A way of showing a crowd that you recognise where you are, and that you’re the visitor

We are loving No Man’s Land! And what makes it even more powerful is the fact that it’s a man who is putting this out there. Did your wife have any influence on you gaining insight into a woman’s perspective, or did you evolve to that yourself?

Thank you. It’s a record I’m very proud of, a labour of love for sure. The idea emerged from a project to write history songs, the gendered angle came later. But I certainly spent time seeking the advice of my wife, my mother and my sisters (among others) about the approach, the tone of the lyrics and so on. I didn’t want to be crass! Hopefully that worked out.

Indeed it did. It’s a beautiful offering 🙂

Would you consider yourself a feminist, and what does the term mean to you?

I would, though I’m cautious about being overly forthright about that, simply because that’s a conversation that needs to be led by women. I don’t want to try and place myself at the head of a parade that isn’t mine to lead.

What message do you have for men who are afraid of female empowerment / equality?

Grow the fuck up?

Thank you. It’s a record I’m very proud of, a labour of love for sure

This isn’t your first African trip this year, as you were in Sierra Leone at the beginning of the year.
We watched the video of the welcoming song you received when you arrived at WayOut in January, you looked pretty stoked, can you tell us about that?

It was my third trip out there, so I have some connections and friendships already extant, but nevertheless the welcome song thing (which is quite common out there) is incredible to experience. To be that far from home and that far out of my own cultural comfort zone and yet be welcomed is a special thing for sure.

So, you did some ‘Johnny Cash’ style shows while there. What made you decide to play in prisons in West Africa?

That was the prerogative of the charity, WayOut Arts – they run my schedule while I’m out there. They have been working with the prisons lately and asked if I’d be up for including them on the program, and of course I said yes. The criminal justice system in Sierra Leone is… dubious, shall we say. And regardless, there are strong reformative arguments for including the incarcerated anyway.

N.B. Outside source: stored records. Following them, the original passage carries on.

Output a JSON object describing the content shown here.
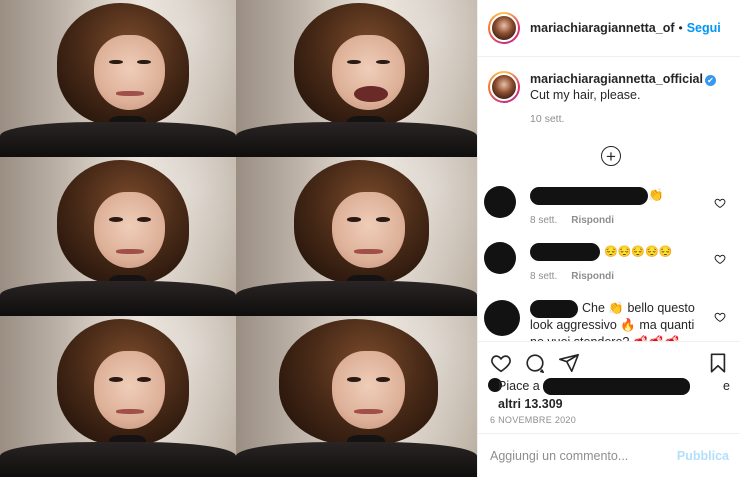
{
  "post": {
    "username": "mariachiaragiannetta_of",
    "dot": "•",
    "follow_label": "Segui"
  },
  "caption": {
    "username": "mariachiaragiannetta_official",
    "verified_icon": "✔",
    "text": "Cut my hair, please.",
    "time": "10 sett."
  },
  "load_more_icon": "⊕",
  "comments": [
    {
      "text_suffix": "👏",
      "time": "8 sett.",
      "reply_label": "Rispondi"
    },
    {
      "text_suffix": "😔😔😔😔😔",
      "time": "8 sett.",
      "reply_label": "Rispondi"
    },
    {
      "text": "Che 👏 bello questo look aggressivo 🔥 ma quanti ne vuoi stendere? 🥩🥩🥩"
    }
  ],
  "likes": {
    "prefix": "Piace a",
    "suffix": "e",
    "count": "altri 13.309"
  },
  "date": "6 NOVEMBRE 2020",
  "add_comment": {
    "placeholder": "Aggiungi un commento...",
    "publish_label": "Pubblica"
  },
  "colors": {
    "accent": "#0095f6",
    "muted": "#8e8e8e",
    "publish_disabled": "#b2dffc"
  }
}
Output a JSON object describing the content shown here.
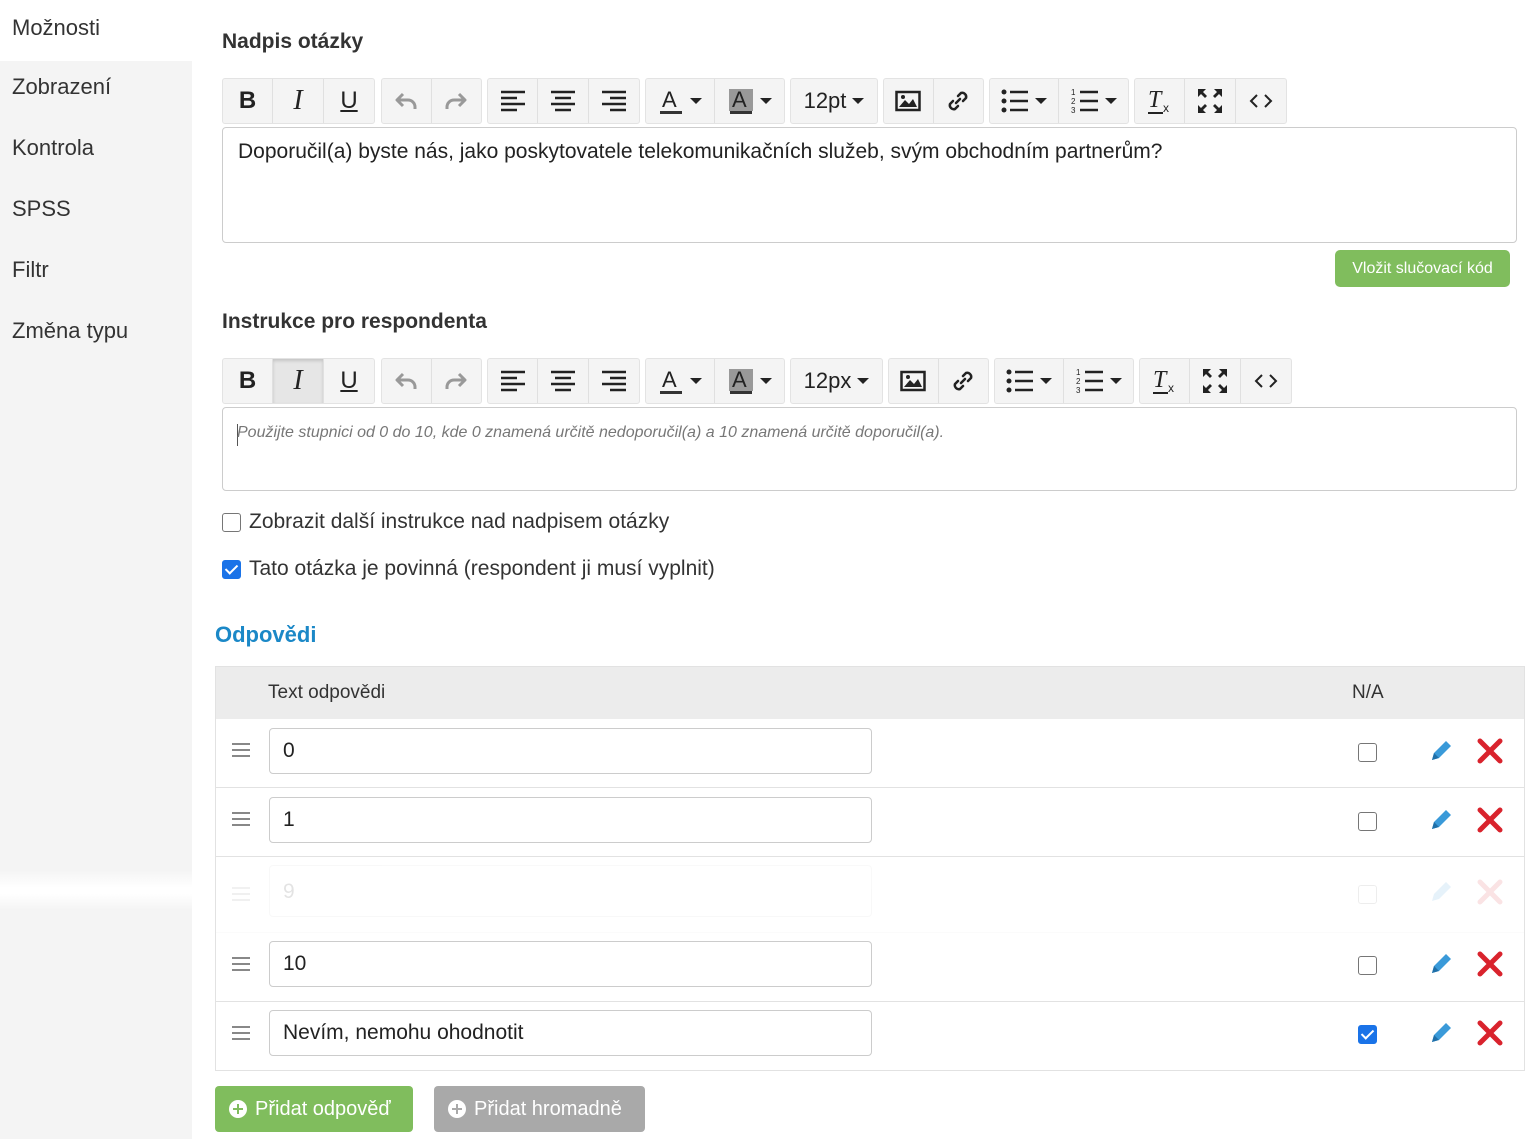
{
  "sidebar": {
    "items": [
      {
        "label": "Možnosti"
      },
      {
        "label": "Zobrazení"
      },
      {
        "label": "Kontrola"
      },
      {
        "label": "SPSS"
      },
      {
        "label": "Filtr"
      },
      {
        "label": "Změna typu"
      }
    ]
  },
  "question": {
    "label": "Nadpis otázky",
    "font_size": "12pt",
    "text": "Doporučil(a) byste nás, jako poskytovatele telekomunikačních služeb, svým obchodním partnerům?",
    "merge_button": "Vložit slučovací kód"
  },
  "instructions": {
    "label": "Instrukce pro respondenta",
    "font_size": "12px",
    "placeholder": "Použijte stupnici od 0 do 10, kde 0 znamená určitě nedoporučil(a) a 10 znamená určitě doporučil(a)."
  },
  "options": {
    "show_above": {
      "label": "Zobrazit další instrukce nad nadpisem otázky",
      "checked": false
    },
    "required": {
      "label": "Tato otázka je povinná (respondent ji musí vyplnit)",
      "checked": true
    }
  },
  "answers": {
    "title": "Odpovědi",
    "col_text": "Text odpovědi",
    "col_na": "N/A",
    "rows": [
      {
        "text": "0",
        "na": false
      },
      {
        "text": "1",
        "na": false
      },
      {
        "text": "9",
        "na": false
      },
      {
        "text": "10",
        "na": false
      },
      {
        "text": "Nevím, nemohu ohodnotit",
        "na": true
      }
    ]
  },
  "buttons": {
    "add_answer": "Přidat odpověď",
    "add_bulk": "Přidat hromadně"
  },
  "colors": {
    "accent_blue": "#1b88c7",
    "green": "#80bd5d",
    "gray_button": "#a9a9a9",
    "delete_red": "#d9232d",
    "edit_blue": "#3a9ad9"
  }
}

You said that these prisons have arrest quotas. Were you ever worried that you may have been arrested? You have a lot more under your belt than mere loitering. 😉

Haha, well, true, though not in Sierra Leone! I was not; as a white person, there’s a certain aura of protection, and it’s often possible to buy your way out of trouble (I’m told). But people who we work with at the project have been scooped up and arrested while I’ve been there, for no good reason, and that’s pretty outrageous to witness.

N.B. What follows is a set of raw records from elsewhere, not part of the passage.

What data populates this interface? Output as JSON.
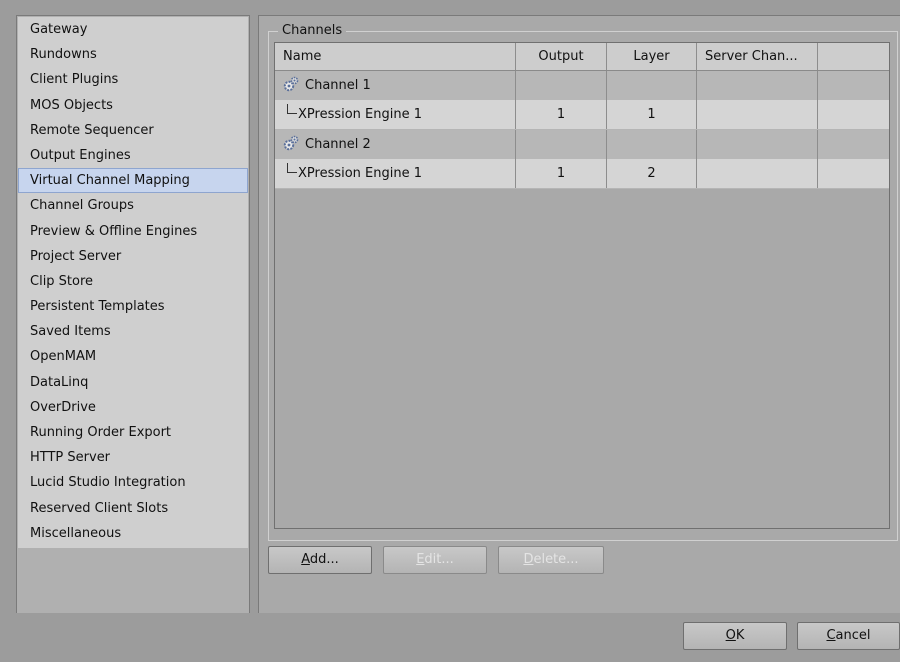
{
  "nav": {
    "items": [
      "Gateway",
      "Rundowns",
      "Client Plugins",
      "MOS Objects",
      "Remote Sequencer",
      "Output Engines",
      "Virtual Channel Mapping",
      "Channel Groups",
      "Preview & Offline Engines",
      "Project Server",
      "Clip Store",
      "Persistent Templates",
      "Saved Items",
      "OpenMAM",
      "DataLinq",
      "OverDrive",
      "Running Order Export",
      "HTTP Server",
      "Lucid Studio Integration",
      "Reserved Client Slots",
      "Miscellaneous"
    ],
    "selected": "Virtual Channel Mapping"
  },
  "channels": {
    "group_title": "Channels",
    "columns": [
      "Name",
      "Output",
      "Layer",
      "Server Chan..."
    ],
    "rows": [
      {
        "type": "channel",
        "name": "Channel 1",
        "output": "",
        "layer": "",
        "server": ""
      },
      {
        "type": "engine",
        "name": "XPression Engine 1",
        "output": "1",
        "layer": "1",
        "server": ""
      },
      {
        "type": "channel",
        "name": "Channel 2",
        "output": "",
        "layer": "",
        "server": ""
      },
      {
        "type": "engine",
        "name": "XPression Engine 1",
        "output": "1",
        "layer": "2",
        "server": ""
      }
    ]
  },
  "buttons": {
    "add_mnemonic": "A",
    "add_rest": "dd...",
    "edit_mnemonic": "E",
    "edit_rest": "dit...",
    "delete_mnemonic": "D",
    "delete_rest": "elete...",
    "ok_mnemonic": "O",
    "ok_rest": "K",
    "cancel_mnemonic": "C",
    "cancel_rest": "ancel"
  },
  "icons": {
    "channel_icon": "gear-icon",
    "tree_connector": "tree-branch-icon"
  },
  "colors": {
    "selected_bg": "#c7d5ee",
    "panel_bg": "#a9a9a9",
    "list_bg": "#cfcfcf"
  }
}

Gosh, that’s shocking and scary!

To be that far from home and that far out of my own cultural comfort zone and yet be welcomed is a special thing for sure

Music can transcend all barriers – race, class, language – what has been the most magical experience of this you have had?

I’d say one of the shows I did in Freetown in January. I was essentially the opening act at a gathering of East Freetown gangs for a rap battle. I was about as out of place as you could possibly imagine, but the crowd gave me the time of day, and got into it by the end. That felt pretty incredible to me.

You’re on tour A LOT! What do you look forward to the most when going back to England?

Seeing my cat, and being back in London Town, still the greatest city in the world.

In West Africa you played what you call ‘Africanised songs’ – will we be getting any of those at these gigs?

I think that the way those songs changed was very much led by the people I was playing to and with in Sierra Leone, I’d be pretty cautious about making those changes unilaterally! But I guess we shall see.

Well thanks for the chat. Super stoked to be getting to see you yet again.
We’ll be up dancing up in the front row – as some guy once said – “Because we’re not dead yet” 😉

 

Catch Frank Turner live in South African at these shows

Splashy Fen Music Festival, KZN – 12 April 2020
Tickets available here

Rumours Rock City (JHB) – 13 April 2020
Alongside The Shabs & Jay Bones
Tickets available here

Mercury Live (CPT) – 15 April 2020
Alongside The Shabs & Sam Chalcraft (UK)
Tickets available here

 

Interview by The Original Colette Carr